Building Management Systems Were Supposed to be the Solution
In their search for solutions to the challenges of deferred maintenance, some Facility Managers have turned to Building Management Systems (BMS) for answers. These computer-controlled systems run a building’s mechanical and electrical equipment, including resources like heat pumps and lighting systems.
The intent behind BMS systems was to make it easier for Facility Managers to control settings – one less thing to worry about. However, there are several drawbacks to reliance on a BMS.
One issue is data loss, impacting Facility Managers’ ability to analyze energy use patterns. This occurs:
- Anytime there is a power dropout.
- Anytime the device network is reconfigured.
- Anytime there is maintenance on the BMS.
- Anytime there is a change in outstation connections.
Many BMS are powered by or backed up to one local PC or server, and often can only store energy data for a number of weeks. When the power drops or the system crashes, recording stops and often historical data is lost.
Also, it is often assumed that the BMS is a lifetime purchase for a building, with no need for further upgrades.

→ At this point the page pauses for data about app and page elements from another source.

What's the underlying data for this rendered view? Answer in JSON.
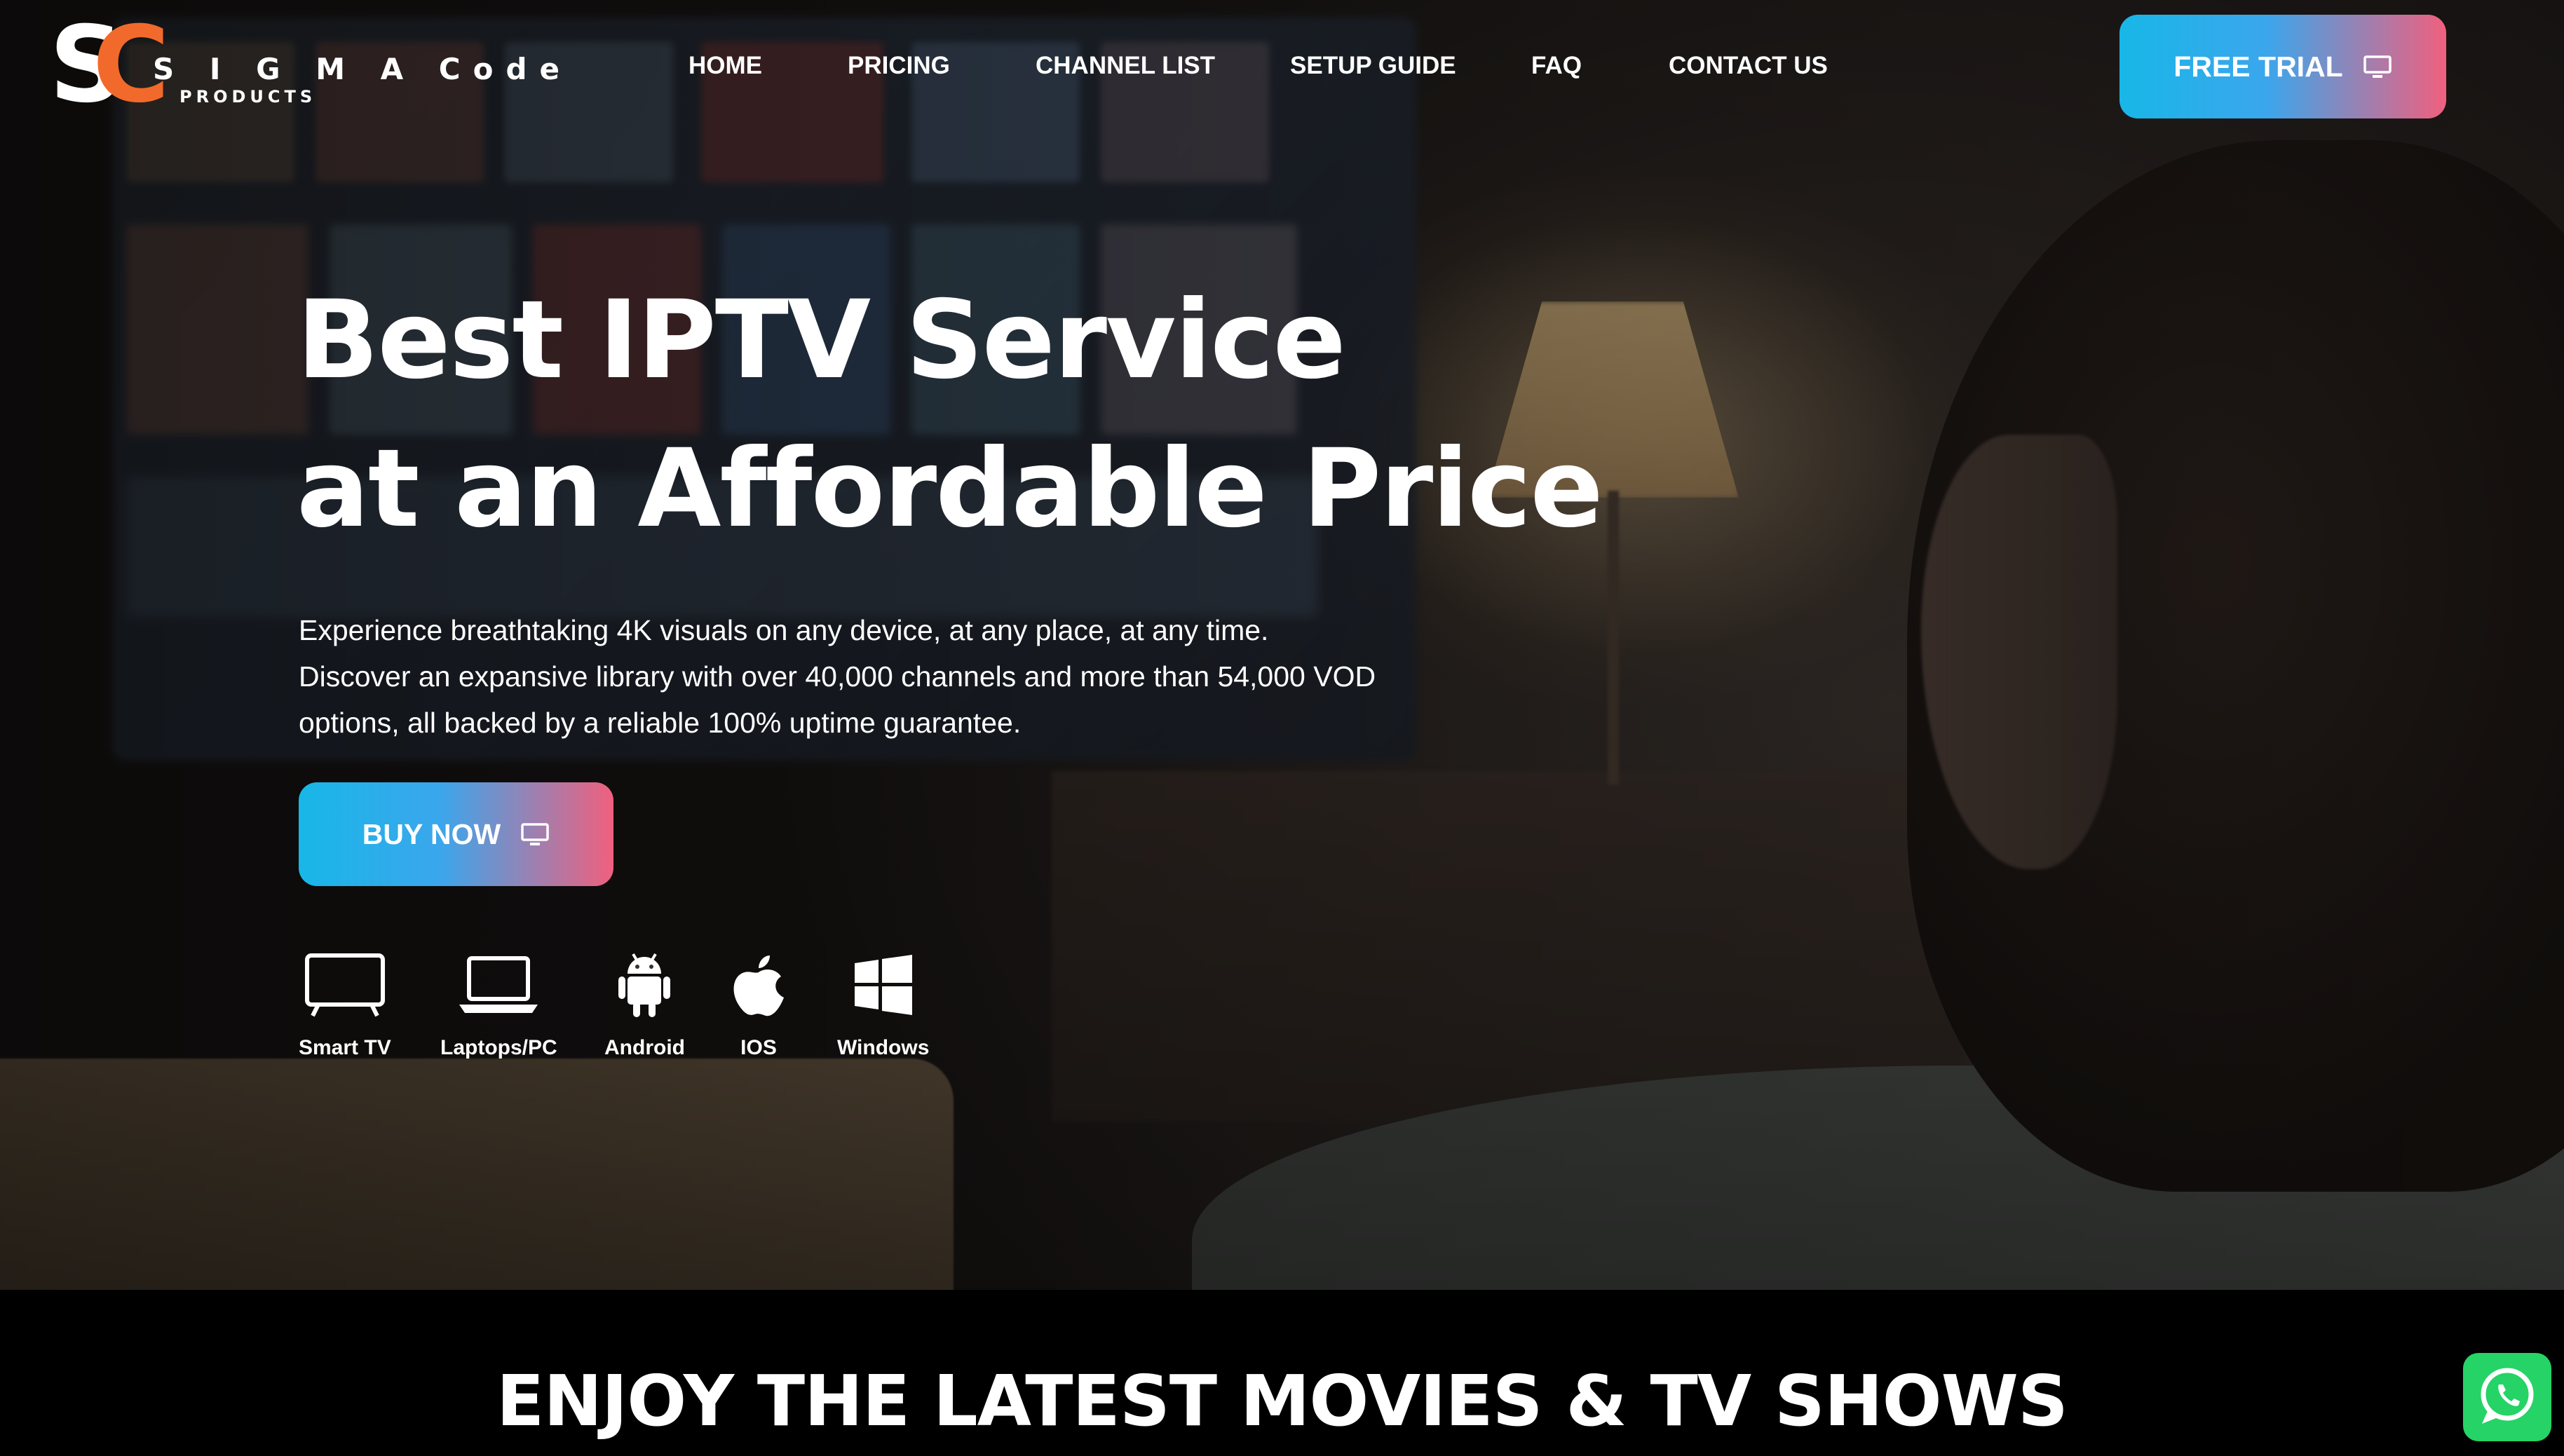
{
  "header": {
    "logo_text": "S I G M A Code",
    "logo_subtext": "PRODUCTS",
    "logo_letters": [
      "S",
      "C"
    ],
    "nav": [
      {
        "label": "HOME"
      },
      {
        "label": "PRICING"
      },
      {
        "label": "CHANNEL LIST"
      },
      {
        "label": "SETUP GUIDE"
      },
      {
        "label": "FAQ"
      },
      {
        "label": "CONTACT US"
      }
    ],
    "trial_button": {
      "label": "FREE TRIAL",
      "icon": "monitor-icon"
    }
  },
  "hero": {
    "headline_line1": "Best IPTV Service",
    "headline_line2": "at an Affordable Price",
    "subtext_line1": "Experience breathtaking 4K visuals on any device, at any place, at any time.",
    "subtext_line2": "Discover an expansive library with over 40,000 channels and more than 54,000 VOD",
    "subtext_line3": "options, all backed by a reliable 100% uptime guarantee.",
    "buy_button": {
      "label": "BUY NOW",
      "icon": "monitor-icon"
    },
    "platforms": [
      {
        "label": "Smart TV",
        "icon": "smart-tv-icon"
      },
      {
        "label": "Laptops/PC",
        "icon": "laptop-icon"
      },
      {
        "label": "Android",
        "icon": "android-icon"
      },
      {
        "label": "IOS",
        "icon": "apple-icon"
      },
      {
        "label": "Windows",
        "icon": "windows-icon"
      }
    ]
  },
  "section": {
    "title": "ENJOY THE LATEST MOVIES & TV SHOWS"
  },
  "floating": {
    "whatsapp_icon": "whatsapp-icon"
  },
  "colors": {
    "accent_start": "#18b7e8",
    "accent_end": "#f0607e",
    "logo_orange": "#f26a2b",
    "whatsapp_green": "#25d366"
  }
}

Actually, though, a BMS employs the same technologies and hardware as desktop PCs and servers. For this reason, notes Leroy Walden, LEED AP and Vice President for McKenney’s, a complete upgrade should be implemented about every three years.

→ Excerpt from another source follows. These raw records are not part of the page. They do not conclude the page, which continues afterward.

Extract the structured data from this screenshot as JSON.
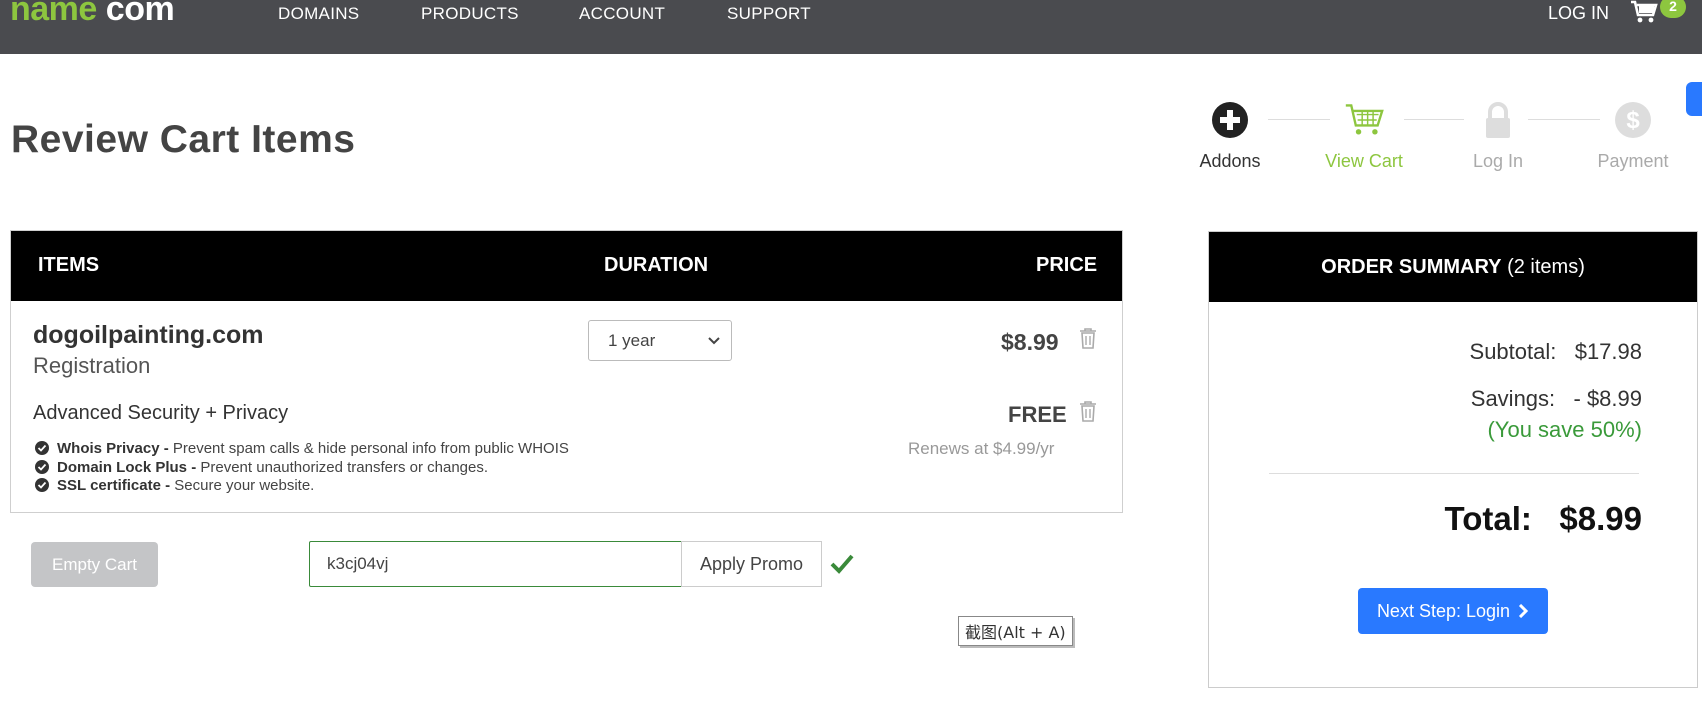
{
  "nav": {
    "logo": "name.com",
    "logo_parts": {
      "name": "name",
      "dot": ".",
      "com": "com"
    },
    "links": [
      "DOMAINS",
      "PRODUCTS",
      "ACCOUNT",
      "SUPPORT"
    ],
    "login": "LOG IN",
    "cart_count": "2"
  },
  "page": {
    "title": "Review Cart Items"
  },
  "steps": [
    {
      "label": "Addons",
      "icon": "plus-circle-icon",
      "state": "done"
    },
    {
      "label": "View Cart",
      "icon": "cart-icon",
      "state": "active"
    },
    {
      "label": "Log In",
      "icon": "lock-icon",
      "state": "upcoming"
    },
    {
      "label": "Payment",
      "icon": "dollar-circle-icon",
      "state": "upcoming"
    }
  ],
  "table": {
    "headers": {
      "items": "ITEMS",
      "duration": "DURATION",
      "price": "PRICE"
    },
    "domain": {
      "name": "dogoilpainting.com",
      "type": "Registration",
      "duration": "1 year",
      "price": "$8.99"
    },
    "addon": {
      "name": "Advanced Security + Privacy",
      "price": "FREE",
      "renews": "Renews at $4.99/yr",
      "features": [
        {
          "title": "Whois Privacy -",
          "desc": " Prevent spam calls & hide personal info from public WHOIS"
        },
        {
          "title": "Domain Lock Plus -",
          "desc": " Prevent unauthorized transfers or changes."
        },
        {
          "title": "SSL certificate -",
          "desc": " Secure your website."
        }
      ]
    }
  },
  "actions": {
    "empty_cart": "Empty Cart",
    "promo_value": "k3cj04vj",
    "apply_promo": "Apply Promo"
  },
  "tooltip": "截图(Alt + A)",
  "summary": {
    "title": "ORDER SUMMARY",
    "item_count": " (2 items)",
    "subtotal_label": "Subtotal:",
    "subtotal": "$17.98",
    "savings_label": "Savings:",
    "savings": "- $8.99",
    "save_pct": "(You save 50%)",
    "total_label": "Total:",
    "total": "$8.99",
    "next_button": "Next Step: Login"
  },
  "colors": {
    "nav_bg": "#4a4b4f",
    "brand_green": "#8dc63f",
    "primary_blue": "#2979ff",
    "success_green": "#3a9a3a"
  }
}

Why There's a Problem with BMS
Unfortunately, BMS systems speak a different language than most organizations. A BMS speaks in temperatures and pressures, flow rates and kWh, not in dollar terms. In other words, it’s just a data stream, with no analytics to parse out important information concerning money and time. This leaves Facility Managers to interpret the data, which is usually not an easy task.

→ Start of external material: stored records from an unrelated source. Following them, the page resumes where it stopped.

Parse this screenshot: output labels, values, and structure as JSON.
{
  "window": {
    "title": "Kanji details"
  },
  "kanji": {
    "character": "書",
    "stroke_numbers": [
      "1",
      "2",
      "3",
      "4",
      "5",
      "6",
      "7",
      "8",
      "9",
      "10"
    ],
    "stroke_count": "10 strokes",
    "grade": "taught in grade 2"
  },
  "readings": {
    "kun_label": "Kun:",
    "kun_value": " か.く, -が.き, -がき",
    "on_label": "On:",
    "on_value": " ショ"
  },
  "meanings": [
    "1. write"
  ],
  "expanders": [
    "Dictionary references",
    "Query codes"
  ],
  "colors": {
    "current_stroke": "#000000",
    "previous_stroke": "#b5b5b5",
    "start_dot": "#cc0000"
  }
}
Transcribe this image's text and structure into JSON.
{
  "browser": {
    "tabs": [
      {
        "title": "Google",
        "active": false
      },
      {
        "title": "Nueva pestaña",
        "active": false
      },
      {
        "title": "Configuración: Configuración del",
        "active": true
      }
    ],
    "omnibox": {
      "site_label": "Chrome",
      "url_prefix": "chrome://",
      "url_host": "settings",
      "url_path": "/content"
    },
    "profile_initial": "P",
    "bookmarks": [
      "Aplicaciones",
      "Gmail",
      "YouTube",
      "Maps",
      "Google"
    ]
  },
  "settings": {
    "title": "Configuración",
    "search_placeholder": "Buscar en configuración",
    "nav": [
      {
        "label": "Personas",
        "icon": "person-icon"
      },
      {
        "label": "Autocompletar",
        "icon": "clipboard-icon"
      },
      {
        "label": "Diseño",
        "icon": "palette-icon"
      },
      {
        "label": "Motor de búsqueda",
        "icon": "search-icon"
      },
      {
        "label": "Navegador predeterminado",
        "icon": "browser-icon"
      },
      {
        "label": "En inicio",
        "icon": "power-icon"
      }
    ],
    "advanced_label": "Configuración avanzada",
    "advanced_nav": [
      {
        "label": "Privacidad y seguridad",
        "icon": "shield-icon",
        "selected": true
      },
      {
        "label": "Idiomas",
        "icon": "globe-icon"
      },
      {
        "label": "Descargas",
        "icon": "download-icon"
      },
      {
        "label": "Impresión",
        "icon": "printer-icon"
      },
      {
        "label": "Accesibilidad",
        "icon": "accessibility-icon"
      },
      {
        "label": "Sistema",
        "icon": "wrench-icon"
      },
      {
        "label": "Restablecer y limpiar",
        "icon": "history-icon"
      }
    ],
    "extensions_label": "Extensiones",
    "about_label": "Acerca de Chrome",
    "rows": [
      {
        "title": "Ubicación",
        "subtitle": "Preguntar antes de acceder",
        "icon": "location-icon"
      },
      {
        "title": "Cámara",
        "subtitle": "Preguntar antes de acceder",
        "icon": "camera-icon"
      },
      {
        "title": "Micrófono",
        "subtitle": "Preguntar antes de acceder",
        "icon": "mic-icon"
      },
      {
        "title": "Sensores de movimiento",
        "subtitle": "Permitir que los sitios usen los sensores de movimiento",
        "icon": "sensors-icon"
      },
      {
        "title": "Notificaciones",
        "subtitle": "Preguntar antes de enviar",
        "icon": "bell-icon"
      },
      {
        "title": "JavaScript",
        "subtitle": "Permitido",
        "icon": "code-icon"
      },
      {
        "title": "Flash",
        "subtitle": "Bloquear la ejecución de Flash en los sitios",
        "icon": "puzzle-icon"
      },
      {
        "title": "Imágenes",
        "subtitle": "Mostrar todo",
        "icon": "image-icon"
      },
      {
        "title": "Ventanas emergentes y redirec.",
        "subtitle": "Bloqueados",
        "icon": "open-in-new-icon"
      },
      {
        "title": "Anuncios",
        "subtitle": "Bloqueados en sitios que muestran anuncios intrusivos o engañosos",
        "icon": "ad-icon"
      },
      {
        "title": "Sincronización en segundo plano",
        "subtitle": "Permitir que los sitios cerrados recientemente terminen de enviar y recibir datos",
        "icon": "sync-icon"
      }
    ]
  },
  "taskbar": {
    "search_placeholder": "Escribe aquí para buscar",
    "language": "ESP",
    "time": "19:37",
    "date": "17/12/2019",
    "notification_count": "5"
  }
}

The lack of long-term data in a BMS means that important systems in the facility that could be optimized are typically overlooked. Many incremental improvement opportunities that Facility Managers need to understand are therefore hiding in plain sight.
The Shift to IoT
A more recent solution to the challenges of deferred maintenance and reactive management is the Internet of Things (IoT), machine-to-machine connection and communication that leverages data collected from wireless devices, such as sensors.
Sensors are cloud-based and gather real-time data. They can distinguish between different acoustics, detect motion, or measure PM2.5 particulate levels. This granular and targeted insight, including identifying devices that are about to fail, is the enormous value that the IoT provides, and what Facility Managers so badly need. This insight allows FM’s to micro-target operational efficiency opportunities that provide immediate and measureable impact.
Thus, any facility team, whether they use a BMS or not, would be wise to utilize a tool that combines IoT and analytics for processes such as fault detection, performance enhancements, data aggregation, and benchmarking. Beyond a BMS, facility teams need:
- Intelligent Data. It’s crucial for sound decision-making that facility teams have access to granular, real-time usage data.
- Optimization Controls. With automated optimization controls, it’s much easier for facility teams to realize savings.
- Monitoring. Real-time data generated on an ongoing basis is key for optimal facility maintenance. Audits, while helpful, only provide information for one point in time.
Reduce Your Deferred Maintenance Backlog With Intelligent Data
The bottom line is that Facility Managers don’t just need data, they need intelligent data. Intelligent data, the combination of expert human analysis, advanced diagnostics, targeted sensor-driven analytics, and crystal-clear insights, provides facility teams with actionable direction to help them achieve their goals.
Without intelligent data, Facility Managers are drowning in the data they have while at the same time starving for knowledge. Intelligent data acts as a life preserver that pulls them out of the hole of deferred maintenance. With this data, Facility Managers can start micro-targeting areas of their systems that most need upgrading and maintenance. Optimizing the right system can have a ripple effect throughout the facility and reduce the deferred maintenance backlog.
Responding to a facilitiesnet.com survey, Facility Managers ranked HVAC systems as the system most affected by deferred maintenance. Roofing systems were next, with building envelopes placing third. In addition, half of a facility’s energy usage is attributed to heating, cooling, and moving air. For these reasons, it makes sense to target the HVAC system first for optimization.
By utilizing intelligent data with a collaborative partner skilled in HVAC systems optimization, Facility Managers can adopt a predictive approach and be warned of potential issues before they become critical. With this type of maintenance, both a building and its systems last longer and perform better.
Contact your AAF Flanders representative to see how the insights from intelligent monitoring technology, including TCO Diagnostic® and Sensor360®, can improve operational outcomes, saving money and time in the process. Click here to learn more about Sensor360.